5. Wells Fargo Center: Philadelphia 76ers
This arena has been around since 1996 and is on its fourth name. It started as the CoreStates Center, then became the First Union Center, then the Wachovia Center, and since 2010 it has been called the Wells Fargo Center.
All banks. (Did we just put you in the mood to open a savings account?) The often-rechristened arena has never seen a championship, and the City of Brotherly Love has started to get frustrated with the lack of banners in the rafters.
Wells Fargo is an OK arena, but as a multi-sport venue, it lacks the original design motifs that you see in basketball-specific facilities. "Certainly not the most impressive arena," writes one Yelper.
4. Staples Center: Los Angeles Clippers
Some of you might feeling little hot under the collar right now, thinking, "Staples Center in the bottom five?!? WHAT ARE YOU ON!!?!?" Well, there's a distinction here.
Going to an LA Lakers game at Staples Center can be epic. Seeing a Clippers game, not so much. With the Clips averaging 1,500 fewer people per game than the Lakers (and at lower ticket prices), the experience lacks the same punch.
As one fan puts it beautifully, on Yelp: "Been to Staples Center a couple of times for Lakers games. Don't know why someone would come here to see the Clippers."
3. Talking Stick Resort Arena: Phoenix Suns
The Suns are revamping on the court, and to be perfectly honest, it might be time to start a revamp of their tired arena as well. The 27-year-old venue in downtown Phoenix is cramped and uncomfortable, and it often struggles to draw fans.
Talking Stick — the naming rights were purchased by a resort and casino in suburban Scottsdale — was renovated in 2003, but the work added an atrium to the outside and did not look at major issues inside.
Those include "very narrow corridors. Food and beverage stands set up in places where the lines collide with each other and block the corridor," says one Yelp reviewer, who adds: "I assume it's a very old arena; it's time for a new one, Phoenix!"
2. Smoothie King Center: New Orleans Pelicans
The first challenge for the Smoothie King Center is the name, which rolls off the tongue as easily as — well, Talking Stick Resort Arena. The second challenge is the way the place looks.
It's a depressing, 20-year-old concrete structure not nearly as magnificent as the Mercedes-Benz Superdome, which sits right next door. Thank goodness for the great food options, but what else would you expect in the Big Easy?
Then again, a common complaint is that the concessions can do some serious damage to your credit card balance. "It's a shame a $4.99 plate of mac 'n cheese costs $11," a Yelper says. "Pretty good, although pretty pricey."
1. Target Center: Minnesota Timberwolves
Target Center can be best described as a cross between 1990s amenities and Soviet-inspired construction.

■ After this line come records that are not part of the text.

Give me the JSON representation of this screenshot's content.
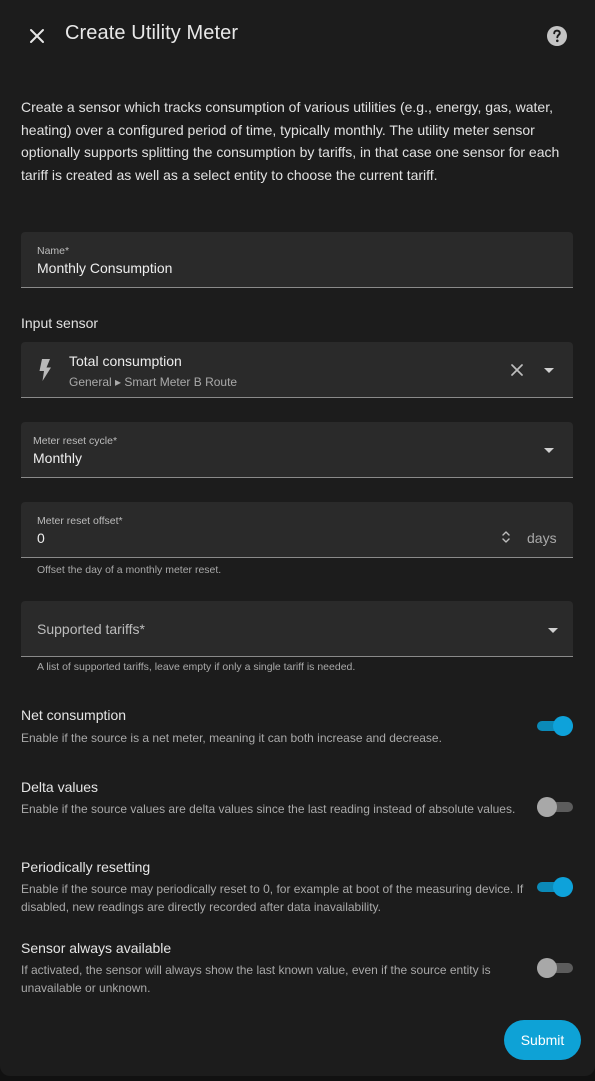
{
  "dialog": {
    "title": "Create Utility Meter",
    "close_icon": "close-icon",
    "help_icon": "help-circle-icon"
  },
  "intro": "Create a sensor which tracks consumption of various utilities (e.g., energy, gas, water, heating) over a configured period of time, typically monthly. The utility meter sensor optionally supports splitting the consumption by tariffs, in that case one sensor for each tariff is created as well as a select entity to choose the current tariff.",
  "name_field": {
    "label": "Name*",
    "value": "Monthly Consumption"
  },
  "input_sensor": {
    "section_label": "Input sensor",
    "icon": "lightning-bolt-icon",
    "title": "Total consumption",
    "subtitle": "General ▸ Smart Meter B Route"
  },
  "reset_cycle": {
    "label": "Meter reset cycle*",
    "value": "Monthly"
  },
  "reset_offset": {
    "label": "Meter reset offset*",
    "value": "0",
    "suffix": "days",
    "helper": "Offset the day of a monthly meter reset."
  },
  "tariffs": {
    "placeholder": "Supported tariffs*",
    "helper": "A list of supported tariffs, leave empty if only a single tariff is needed."
  },
  "options": [
    {
      "title": "Net consumption",
      "description": "Enable if the source is a net meter, meaning it can both increase and decrease.",
      "enabled": true
    },
    {
      "title": "Delta values",
      "description": "Enable if the source values are delta values since the last reading instead of absolute values.",
      "enabled": false
    },
    {
      "title": "Periodically resetting",
      "description": "Enable if the source may periodically reset to 0, for example at boot of the measuring device. If disabled, new readings are directly recorded after data inavailability.",
      "enabled": true
    },
    {
      "title": "Sensor always available",
      "description": "If activated, the sensor will always show the last known value, even if the source entity is unavailable or unknown.",
      "enabled": false
    }
  ],
  "submit_label": "Submit",
  "colors": {
    "accent": "#0ea2d6",
    "surface": "#1c1c1c",
    "field": "#2a2a2a"
  }
}
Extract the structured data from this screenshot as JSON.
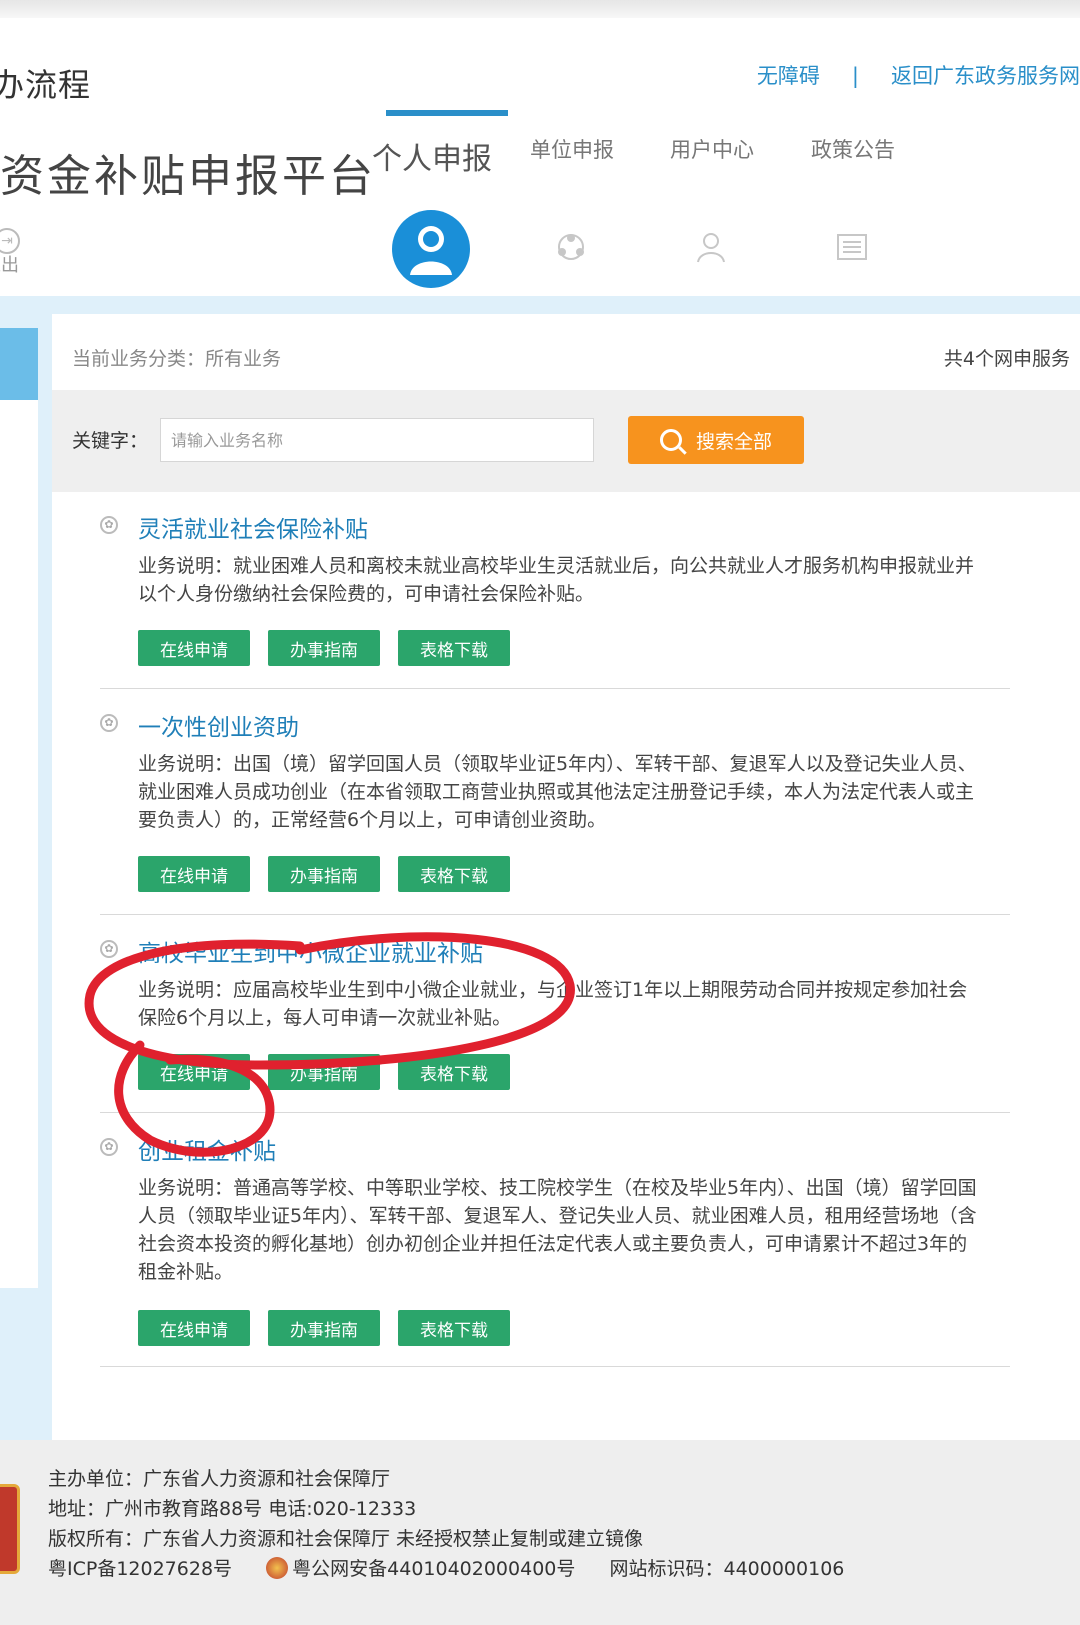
{
  "header": {
    "small_title": "办流程",
    "site_title": "资金补贴申报平台",
    "links": {
      "accessibility": "无障碍",
      "separator": "|",
      "back": "返回广东政务服务网"
    },
    "nav": [
      "个人申报",
      "单位申报",
      "用户中心",
      "政策公告"
    ],
    "logout": "退出"
  },
  "main": {
    "crumb": "当前业务分类：所有业务",
    "count": "共4个网申服务",
    "keyword_label": "关键字：",
    "search_placeholder": "请输入业务名称",
    "search_button": "搜索全部"
  },
  "buttons": {
    "apply": "在线申请",
    "guide": "办事指南",
    "download": "表格下载"
  },
  "services": [
    {
      "title": "灵活就业社会保险补贴",
      "desc": "业务说明：就业困难人员和离校未就业高校毕业生灵活就业后，向公共就业人才服务机构申报就业并以个人身份缴纳社会保险费的，可申请社会保险补贴。"
    },
    {
      "title": "一次性创业资助",
      "desc": "业务说明：出国（境）留学回国人员（领取毕业证5年内）、军转干部、复退军人以及登记失业人员、就业困难人员成功创业（在本省领取工商营业执照或其他法定注册登记手续，本人为法定代表人或主要负责人）的，正常经营6个月以上，可申请创业资助。"
    },
    {
      "title": "高校毕业生到中小微企业就业补贴",
      "desc": "业务说明：应届高校毕业生到中小微企业就业，与企业签订1年以上期限劳动合同并按规定参加社会保险6个月以上，每人可申请一次就业补贴。"
    },
    {
      "title": "创业租金补贴",
      "desc": "业务说明：普通高等学校、中等职业学校、技工院校学生（在校及毕业5年内）、出国（境）留学回国人员（领取毕业证5年内）、军转干部、复退军人、登记失业人员、就业困难人员，租用经营场地（含社会资本投资的孵化基地）创办初创企业并担任法定代表人或主要负责人，可申请累计不超过3年的租金补贴。"
    }
  ],
  "footer": {
    "sponsor": "主办单位：广东省人力资源和社会保障厅",
    "address": "地址：广州市教育路88号 电话:020-12333",
    "copyright": "版权所有：广东省人力资源和社会保障厅 未经授权禁止复制或建立镜像",
    "icp": "粤ICP备12027628号",
    "police": "粤公网安备44010402000400号",
    "site_code": "网站标识码：4400000106"
  },
  "colors": {
    "brand_blue": "#2a8fc9",
    "orange": "#f7931e",
    "green": "#2ba56b",
    "annotation_red": "#e0212e"
  }
}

Although the building has gone through three major renovations — including the installation of a league-first "green roof" — it's still a pretty boring arena.
"It was nice," wrote one Yelper after the most recent renovation. "But I've been to games in New York, Cali, Miami, Chicago, Milwaukee, Boston, etc., and it lacked the bling that comes with going to a ballgame."
With a host of new arenas built in the last five years, the Bucks, Kings and Nets saved themselves from this list. If the home of your favorite team earned a spot, was it deserved?